Common Grammar Mistakes

Adjectives vs. Adverbs

On confusing adjectives and adverbs: remember, an adjective describes a noun, and an adverb describes a verb.


  • I do a good job. (Good, an adjective, is used to describe the type of job you do.)
  • I do that job well. (Well, an adverb, is used to describe how the job was done.)

Subject vs. Object Pronouns

Using a subject pronoun when an object pronoun is needed.


Correct: “Keith went to the park with Steve, Dave, and me.”

Incorrect: “Keith went to the park with Steve, Dave, and I.”

When the pronoun is a direct object or follows a preposition, the object form of the pronoun should be used.

TIP: Say the sentence aloud without the other nouns. For example, “Keith went to the park with I” is obviously incorrect.

Agreement In Number

A singular subject requires a singular verb; a plural subject requires a plural verb. This rule holds true even when the subject and verb are separated by phrases and modifiers.


  • A hive of bees is near the garage.
  • Sarah, as well as three other girls, is not in school today.
  • The biggest problem is the repairs we must make.
  • Where are Jane and Jake?
  • Each of the cats likes milk.

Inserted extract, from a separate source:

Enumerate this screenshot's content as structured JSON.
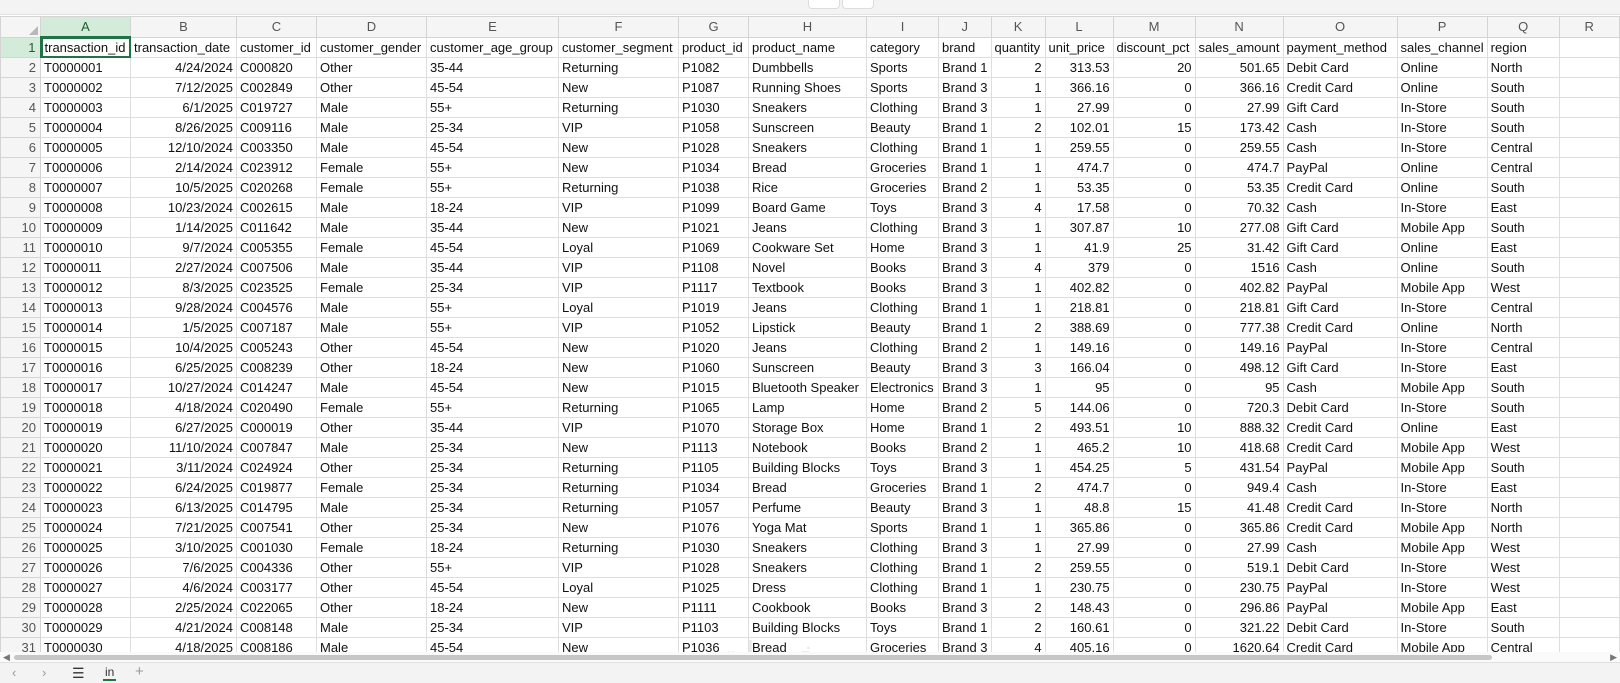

TIP: Find the subject and verb and make sure they agree in number. Don’t get sidetracked by prepositional phrases that appear between the subject and verb.

Agreement In Case

When the noun following a verb stands for the same person or thing as the subject of the verb, it should be in the same case as the subject.


Correct: They thought that the writer was I.

Incorrect: They thought that the writer was me.

TIP: Switch the positions of the nouns before and after the verb. The sentence should still make sense: “They thought that me was the writer” is obviously incorrect.

Dangling Modifiers

A dangling modifier is a phrase or clause that is attached to the wrong part of the sentence. The “doer” usually follows the introductory clause.


Correct: Turning to talk to the passenger, the driver didn’t see the pothole.

Incorrect: Turning to talk to the passenger, the pothole wasn’t seen.

TIP: Change the phrase around: “The pothole, turning to talk to the passenger, wasn’t seen” doesn’t make sense!

Split Constructions

Avoid breaks between a preposition and its object, a main verb and its auxiliary, and an infinitive and “to.”


Awkward: He was looking for, among the crowd, his best friend.

Acceptable: He was looking for his best friend among the crowd.

Awkward: Joe will have, if all goes well, finished the project by 5:00 p.m.

Acceptable: If all goes well, Joe will have finished the project by 5:00 p.m.

Awkward: Nicole hopes to quickly rise to success.

Acceptable: Nicole hopes to rise to success quickly.

TIP: Ask yourself if the break you’re making in a sentence is really necessary.

Commonly Confused Word Pairs

Here’s a list of word groups that are frequently confused.

accept — to receive except — to leave out

affect — to influence

effect — to accomplish (or, as a noun, a result)

among — refers to a group of more than 2

between — refers to only 2

amount — refers to uncountable nouns (sand, milk)

number — refers to countable nouns (apples, cups)

beside — by the side of something (May I sit beside you?)

besides — in addition (She had two cars, and she owned a moped besides.)

can — implies ability may — denotes permission

fewer — refers to countable nouns (people, dollars)

less — refers to uncountable nouns (money, fuel)

healthful — gives health (An apple is a healthful food.)

healthy — a state of health (He is a healthy young man.)

its — possessive form of it (The bird broke its wing.)

it’s — contracted form of it is (It’s time to go.)

respectable — deserving of respect

respectful — showing respect

their — possessive form of they (It is their house.)

there — denotes a place (I won’t be going there.)

they’re — contracted form of they are (They’re here.)

who’s — contracted form of who is (Who’s coming for dinner?)

whose — possessive form of who (Whose book is this?)

Новости раздела

9 января 2019 г.
Как жить без лайтрума

8 мая 2018 г.
Интересный пример использования функции Find & Replace для форматирования заголовков

Ещё на сайте

Авторский угол


Code Charts
Лаборатория dk
Спецификация Perl
Заметки HTML-кодера
Анатомия Adobe Photoshop
The Apache Software Foundation


wordpress statistics